Prater said McCall “expressly denied that it had occurred.”
Drummond referenced SB 984 on Thursday.
“Effectively, based on our investigation, it appears as though O’Donnell was targeted by Hunter because he had the audacity of promoting legislation that would restrict the attorney general’s ability to issue noncompetitive bids to friends and family without caps on attorney fees,” Drummond said.
Munson: ‘The decision by the AG is disappointing’
Drummond wrote a letter to O’Donnell on Thursday alerting him to the decision to dismiss charges:
I have concluded that former Attorney General Mike Hunter referred you for investigation not in the interest of serving justice, but for the purpose of political retribution.

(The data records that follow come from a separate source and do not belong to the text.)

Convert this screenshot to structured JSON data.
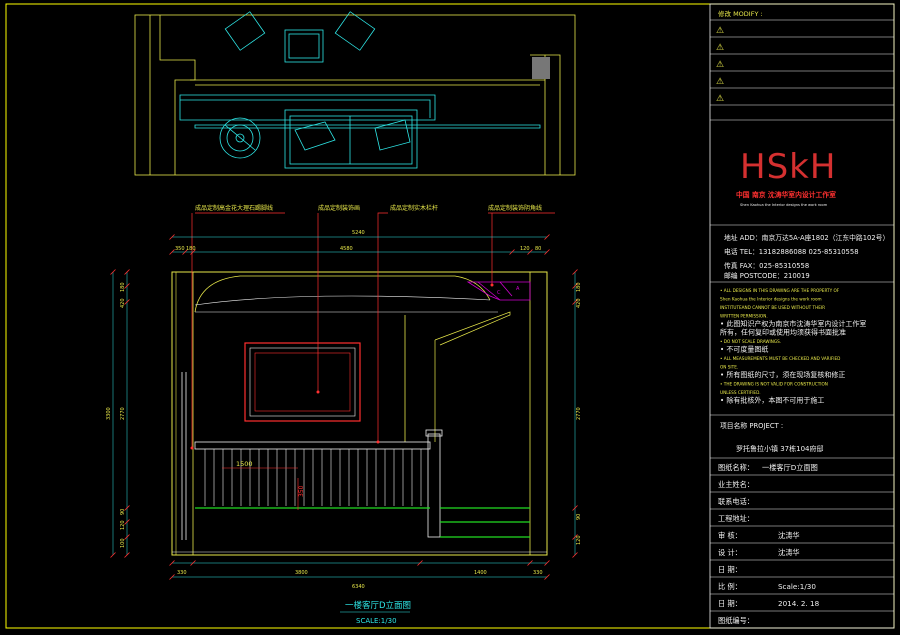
{
  "palette": {
    "background": "#000000",
    "frame": "#ffff00",
    "plan_lines": "#2ee6e6",
    "wall": "#e8e84a",
    "annotation": "#ff3030",
    "magenta": "#d000d0",
    "green": "#22dd22",
    "white": "#f0f0f0"
  },
  "labels": {
    "label1": "成品定制高金花大理石踢脚线",
    "label2": "成品定制装饰画",
    "label3": "成品定制实木栏杆",
    "label4": "成品定制装饰阴角线"
  },
  "dims": {
    "top_total": "5240",
    "top_segments": [
      "350",
      "180",
      "4580",
      "120",
      "80"
    ],
    "bottom_total": "6340",
    "bottom_segments": [
      "330",
      "3800",
      "1400",
      "330"
    ],
    "left_total": "3300",
    "left_segments": [
      "180",
      "420",
      "2770",
      "90",
      "120",
      "100"
    ],
    "right_segments": [
      "180",
      "420",
      "2770",
      "90",
      "120"
    ],
    "rail_width": "1500",
    "rail_height": "350"
  },
  "drawing_title": "一楼客厅D立面图",
  "drawing_scale": "SCALE:1/30",
  "title_block": {
    "modify_label": "修改 MODIFY :",
    "warning_glyph": "⚠",
    "logo_text": "HSkH",
    "studio_name": "中国 南京 沈涛华室内设计工作室",
    "studio_slogan": "Shen Kaohua the Interior designs the work room",
    "address": "地址 ADD：南京万达5A-A座1802（江东中路102号）",
    "phone": "电话 TEL：13182886088    025-85310558",
    "fax": "传真 FAX：025-85310558",
    "postcode": "邮编 POSTCODE：210019",
    "notes": [
      "• ALL DESIGNS IN THIS DRAWING ARE THE PROPERTY OF",
      "  Shen Kaohua the Interior designs the work room",
      "  INSTITUTEAND CANNOT BE USED WITHOUT THEIR",
      "  WRITTEN PERMISSION.",
      "• 此图知识产权为南京市沈涛华室内设计工作室",
      "  所有，任何复印或使用均须获得书面批准",
      "• DO NOT SCALE DRAWINGS.",
      "• 不可度量图纸",
      "• ALL MEASUREMENTS MUST BE CHECKED AND VARIFIED",
      "  ON SITE.",
      "• 所有图纸的尺寸，须在现场复核和修正",
      "• THE DRAWING IS NOT VALID FOR CONSTRUCTION",
      "  UNLESS CERTIFIED.",
      "• 除有批核外，本图不可用于施工"
    ],
    "project_label": "项目名称 PROJECT :",
    "project_name": "罗托鲁拉小镇 37栋104府邸",
    "drawing_name_label": "图纸名称：",
    "drawing_name": "一楼客厅D立面图",
    "owner_label": "业主姓名：",
    "contact_label": "联系电话：",
    "site_label": "工程地址：",
    "review_label": "审    核：",
    "review_value": "沈涛华",
    "design_label": "设    计：",
    "design_value": "沈涛华",
    "date_label": "日    期：",
    "scale_label": "比    例：",
    "scale_value": "Scale:1/30",
    "issue_label": "日    期：",
    "issue_value": "2014. 2. 18",
    "number_label": "图纸编号："
  }
}
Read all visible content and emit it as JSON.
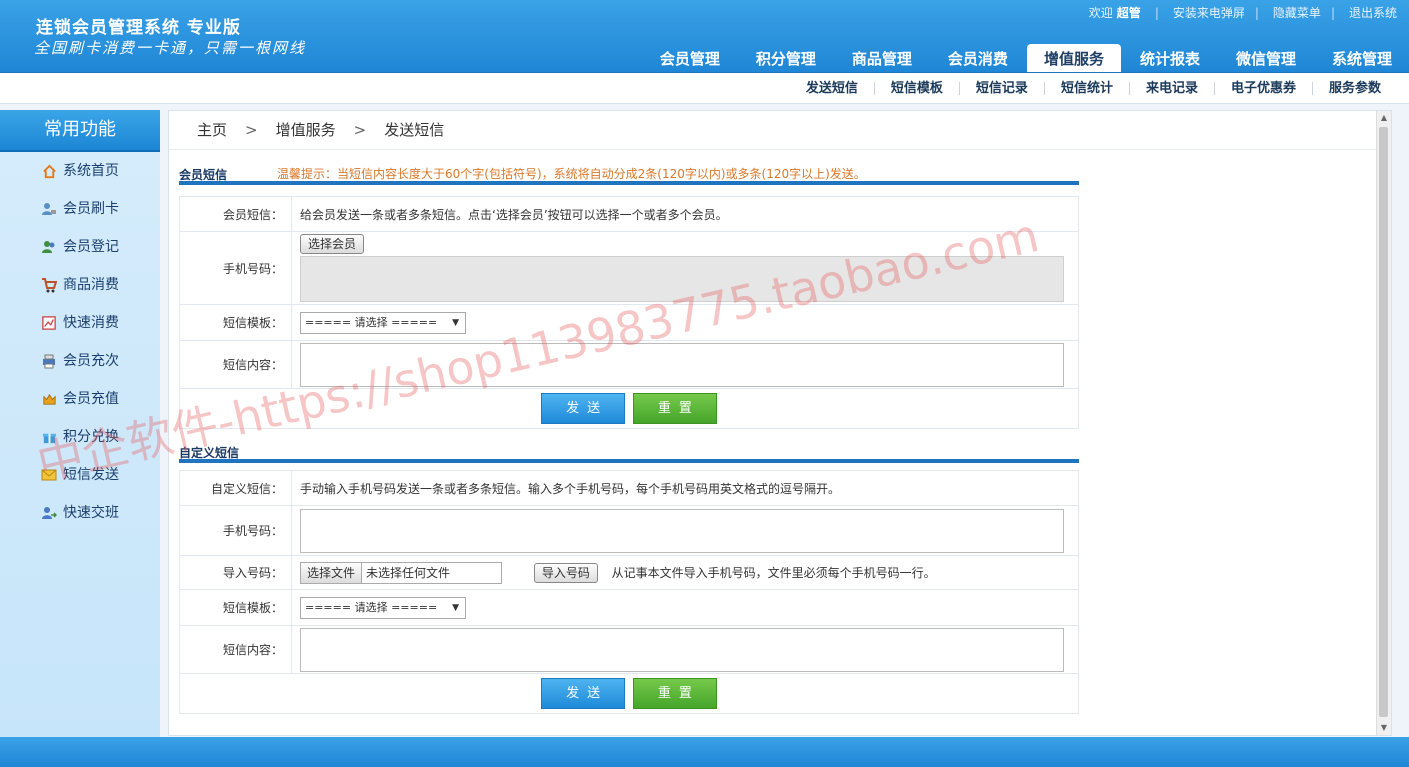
{
  "header": {
    "title": "连锁会员管理系统 专业版",
    "slogan": "全国刷卡消费一卡通，只需一根网线",
    "welcome": "欢迎",
    "user": "超管",
    "links": [
      "安装来电弹屏",
      "隐藏菜单",
      "退出系统"
    ],
    "nav": [
      "会员管理",
      "积分管理",
      "商品管理",
      "会员消费",
      "增值服务",
      "统计报表",
      "微信管理",
      "系统管理"
    ],
    "active_nav": "增值服务"
  },
  "subnav": [
    "发送短信",
    "短信模板",
    "短信记录",
    "短信统计",
    "来电记录",
    "电子优惠券",
    "服务参数"
  ],
  "sidebar": {
    "title": "常用功能",
    "items": [
      {
        "label": "系统首页",
        "icon": "home-icon"
      },
      {
        "label": "会员刷卡",
        "icon": "user-card-icon"
      },
      {
        "label": "会员登记",
        "icon": "users-icon"
      },
      {
        "label": "商品消费",
        "icon": "cart-icon"
      },
      {
        "label": "快速消费",
        "icon": "chart-icon"
      },
      {
        "label": "会员充次",
        "icon": "printer-icon"
      },
      {
        "label": "会员充值",
        "icon": "crown-icon"
      },
      {
        "label": "积分兑换",
        "icon": "gift-icon"
      },
      {
        "label": "短信发送",
        "icon": "mail-icon"
      },
      {
        "label": "快速交班",
        "icon": "user-switch-icon"
      }
    ]
  },
  "breadcrumb": [
    "主页",
    "增值服务",
    "发送短信"
  ],
  "member_sms": {
    "title": "会员短信",
    "tip": "温馨提示：当短信内容长度大于60个字(包括符号)，系统将自动分成2条(120字以内)或多条(120字以上)发送。",
    "rows": {
      "intro_label": "会员短信：",
      "intro_text": "给会员发送一条或者多条短信。点击‘选择会员’按钮可以选择一个或者多个会员。",
      "phone_label": "手机号码：",
      "select_member": "选择会员",
      "template_label": "短信模板：",
      "template_value": "===== 请选择 =====",
      "content_label": "短信内容："
    },
    "send": "发送",
    "reset": "重置"
  },
  "custom_sms": {
    "title": "自定义短信",
    "rows": {
      "intro_label": "自定义短信：",
      "intro_text": "手动输入手机号码发送一条或者多条短信。输入多个手机号码，每个手机号码用英文格式的逗号隔开。",
      "phone_label": "手机号码：",
      "import_label": "导入号码：",
      "choose_file": "选择文件",
      "no_file": "未选择任何文件",
      "import_button": "导入号码",
      "import_hint": "从记事本文件导入手机号码，文件里必须每个手机号码一行。",
      "template_label": "短信模板：",
      "template_value": "===== 请选择 =====",
      "content_label": "短信内容："
    },
    "send": "发送",
    "reset": "重置"
  },
  "watermark": "中企软件-https://shop113983775.taobao.com",
  "colors": {
    "header_blue": "#1f86d6",
    "section_line": "#1f74bf",
    "tip_orange": "#d8782a",
    "send_blue": "#1e8ad8",
    "reset_green": "#44a52a"
  }
}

It was no secret then, and it is well established now, that the former attorney general had ample motive to target you. He concealed this motive from the District Attorney’s Office, resulting in a series of events that culminated in criminal indictments.
This is not to say that I find you blameless or endorse your conduct. I question your judgment in authoring legislation that resulted in a benefit for your family. Your decisions contributed significantly to the consequences you have endured. However, it appears that [Article 5, Section 24 of the Oklahoma Constitution] has not been aggressively or equally enforced. The fact that you were singularly referred for prosecution guides my decision to dismiss the charges against you. In doing so, I make clear that this law, and all others, will be fairly and fully enforced in the future against all members of the Legislature.
House Minority Leader Cyndi Munson (D-OKC) expressed disappointment with Drummond’s decision.
“The AG seems to suggest [O’Donnell] has broken the law, but is choosing not to press charges. I’m not sure what his goal is there, but the decision by the AG is disappointing — anyone who breaks the law should be held accountable, regardless of political position,” Munson said. “Oklahomans do not want corruption ruling the day at the State Capitol when there is so much at stake right now — our schools are underfunded, we have a severe teacher shortage, and we can’t recruit companies that offer higher wage jobs because of partisan extremism. We need leaders who are solely focused on their constituents, not how they can pass legislation for personal financial gain.”
In his interview with NonDoc on Thursday afternoon, Drummond emphasized his belief that, “but for Mike Hunter’s interference and targeting, Terry O’Donnell would never have been charged.”
“If I do anything like that, I hope the successor AG dismisses any action,” Drummond said. “If I’m going to exploit my office because you’ve irritated me or crossed me, that’s just not appropriate. There’s too much power vested in the Attorney General’s Office to have an AG exploit it, and I’m not going to tolerate it. That’s the basis.”
(Correction: This article was updated at 9:30 a.m. Friday, April 7, to correct reference to the date of Mike Hunter’s resignation. NonDoc regrets the error.)